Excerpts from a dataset
=======

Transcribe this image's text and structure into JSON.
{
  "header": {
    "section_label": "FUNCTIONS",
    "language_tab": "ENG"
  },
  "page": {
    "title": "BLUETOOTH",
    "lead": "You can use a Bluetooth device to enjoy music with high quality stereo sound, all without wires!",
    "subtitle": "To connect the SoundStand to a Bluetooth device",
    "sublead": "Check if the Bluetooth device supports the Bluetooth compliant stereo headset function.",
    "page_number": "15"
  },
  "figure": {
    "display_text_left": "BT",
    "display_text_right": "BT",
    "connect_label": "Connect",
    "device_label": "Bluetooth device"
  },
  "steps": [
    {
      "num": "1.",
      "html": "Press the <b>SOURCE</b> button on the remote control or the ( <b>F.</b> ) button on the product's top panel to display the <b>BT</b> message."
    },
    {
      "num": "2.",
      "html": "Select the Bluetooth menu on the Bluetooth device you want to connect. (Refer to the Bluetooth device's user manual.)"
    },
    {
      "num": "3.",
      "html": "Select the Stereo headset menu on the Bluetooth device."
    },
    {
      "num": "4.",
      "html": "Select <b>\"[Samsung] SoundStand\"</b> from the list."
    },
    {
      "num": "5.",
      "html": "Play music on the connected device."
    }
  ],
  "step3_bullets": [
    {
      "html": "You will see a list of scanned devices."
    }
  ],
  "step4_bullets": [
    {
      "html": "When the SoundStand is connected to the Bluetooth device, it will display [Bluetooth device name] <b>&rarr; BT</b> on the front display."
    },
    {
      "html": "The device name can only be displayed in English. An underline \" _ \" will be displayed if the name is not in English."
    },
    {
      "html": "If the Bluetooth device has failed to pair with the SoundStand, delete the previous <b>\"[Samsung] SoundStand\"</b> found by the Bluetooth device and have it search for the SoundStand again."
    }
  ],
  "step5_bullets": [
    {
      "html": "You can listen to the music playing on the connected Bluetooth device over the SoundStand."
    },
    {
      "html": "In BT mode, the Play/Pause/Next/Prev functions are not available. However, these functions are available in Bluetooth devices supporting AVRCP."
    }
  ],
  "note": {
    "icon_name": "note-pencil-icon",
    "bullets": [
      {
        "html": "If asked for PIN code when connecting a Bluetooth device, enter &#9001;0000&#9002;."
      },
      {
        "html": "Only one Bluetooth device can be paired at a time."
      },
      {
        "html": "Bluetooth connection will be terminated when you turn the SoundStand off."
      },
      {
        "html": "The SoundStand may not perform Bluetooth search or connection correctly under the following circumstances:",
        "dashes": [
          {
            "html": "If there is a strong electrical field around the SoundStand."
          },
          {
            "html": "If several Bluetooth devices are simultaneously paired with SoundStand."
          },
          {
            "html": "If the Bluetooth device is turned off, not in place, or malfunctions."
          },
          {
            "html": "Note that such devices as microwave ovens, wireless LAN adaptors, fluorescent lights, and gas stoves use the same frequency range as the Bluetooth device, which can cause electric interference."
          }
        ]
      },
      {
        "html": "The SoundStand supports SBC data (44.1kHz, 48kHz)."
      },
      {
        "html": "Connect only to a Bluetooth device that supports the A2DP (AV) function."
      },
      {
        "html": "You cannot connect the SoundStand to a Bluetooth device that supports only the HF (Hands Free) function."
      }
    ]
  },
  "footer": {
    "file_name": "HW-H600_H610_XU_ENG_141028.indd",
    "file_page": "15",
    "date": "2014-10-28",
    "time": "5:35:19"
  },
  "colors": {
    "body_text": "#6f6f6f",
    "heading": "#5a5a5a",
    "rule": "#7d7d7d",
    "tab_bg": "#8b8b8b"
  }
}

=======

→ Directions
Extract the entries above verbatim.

→ Task result
Transcribe this image's text and structure into JSON.
{
  "header": {
    "section_label": "FUNCTIONS",
    "language_tab": "ENG"
  },
  "page": {
    "title": "BLUETOOTH",
    "lead": "You can use a Bluetooth device to enjoy music with high quality stereo sound, all without wires!",
    "subtitle": "To connect the SoundStand to a Bluetooth device",
    "sublead": "Check if the Bluetooth device supports the Bluetooth compliant stereo headset function.",
    "page_number": "15"
  },
  "figure": {
    "display_text_left": "BT",
    "display_text_right": "BT",
    "connect_label": "Connect",
    "device_label": "Bluetooth device"
  },
  "steps": [
    {
      "num": "1.",
      "html": "Press the <b>SOURCE</b> button on the remote control or the ( <b>F.</b> ) button on the product's top panel to display the <b>BT</b> message."
    },
    {
      "num": "2.",
      "html": "Select the Bluetooth menu on the Bluetooth device you want to connect. (Refer to the Bluetooth device's user manual.)"
    },
    {
      "num": "3.",
      "html": "Select the Stereo headset menu on the Bluetooth device."
    },
    {
      "num": "4.",
      "html": "Select <b>\"[Samsung] SoundStand\"</b> from the list."
    },
    {
      "num": "5.",
      "html": "Play music on the connected device."
    }
  ],
  "step3_bullets": [
    {
      "html": "You will see a list of scanned devices."
    }
  ],
  "step4_bullets": [
    {
      "html": "When the SoundStand is connected to the Bluetooth device, it will display [Bluetooth device name] <b>&rarr; BT</b> on the front display."
    },
    {
      "html": "The device name can only be displayed in English. An underline \" _ \" will be displayed if the name is not in English."
    },
    {
      "html": "If the Bluetooth device has failed to pair with the SoundStand, delete the previous <b>\"[Samsung] SoundStand\"</b> found by the Bluetooth device and have it search for the SoundStand again."
    }
  ],
  "step5_bullets": [
    {
      "html": "You can listen to the music playing on the connected Bluetooth device over the SoundStand."
    },
    {
      "html": "In BT mode, the Play/Pause/Next/Prev functions are not available. However, these functions are available in Bluetooth devices supporting AVRCP."
    }
  ],
  "note": {
    "icon_name": "note-pencil-icon",
    "bullets": [
      {
        "html": "If asked for PIN code when connecting a Bluetooth device, enter &#9001;0000&#9002;."
      },
      {
        "html": "Only one Bluetooth device can be paired at a time."
      },
      {
        "html": "Bluetooth connection will be terminated when you turn the SoundStand off."
      },
      {
        "html": "The SoundStand may not perform Bluetooth search or connection correctly under the following circumstances:",
        "dashes": [
          {
            "html": "If there is a strong electrical field around the SoundStand."
          },
          {
            "html": "If several Bluetooth devices are simultaneously paired with SoundStand."
          },
          {
            "html": "If the Bluetooth device is turned off, not in place, or malfunctions."
          },
          {
            "html": "Note that such devices as microwave ovens, wireless LAN adaptors, fluorescent lights, and gas stoves use the same frequency range as the Bluetooth device, which can cause electric interference."
          }
        ]
      },
      {
        "html": "The SoundStand supports SBC data (44.1kHz, 48kHz)."
      },
      {
        "html": "Connect only to a Bluetooth device that supports the A2DP (AV) function."
      },
      {
        "html": "You cannot connect the SoundStand to a Bluetooth device that supports only the HF (Hands Free) function."
      }
    ]
  },
  "footer": {
    "file_name": "HW-H600_H610_XU_ENG_141028.indd",
    "file_page": "15",
    "date": "2014-10-28",
    "time": "5:35:19"
  },
  "colors": {
    "body_text": "#6f6f6f",
    "heading": "#5a5a5a",
    "rule": "#7d7d7d",
    "tab_bg": "#8b8b8b"
  }
}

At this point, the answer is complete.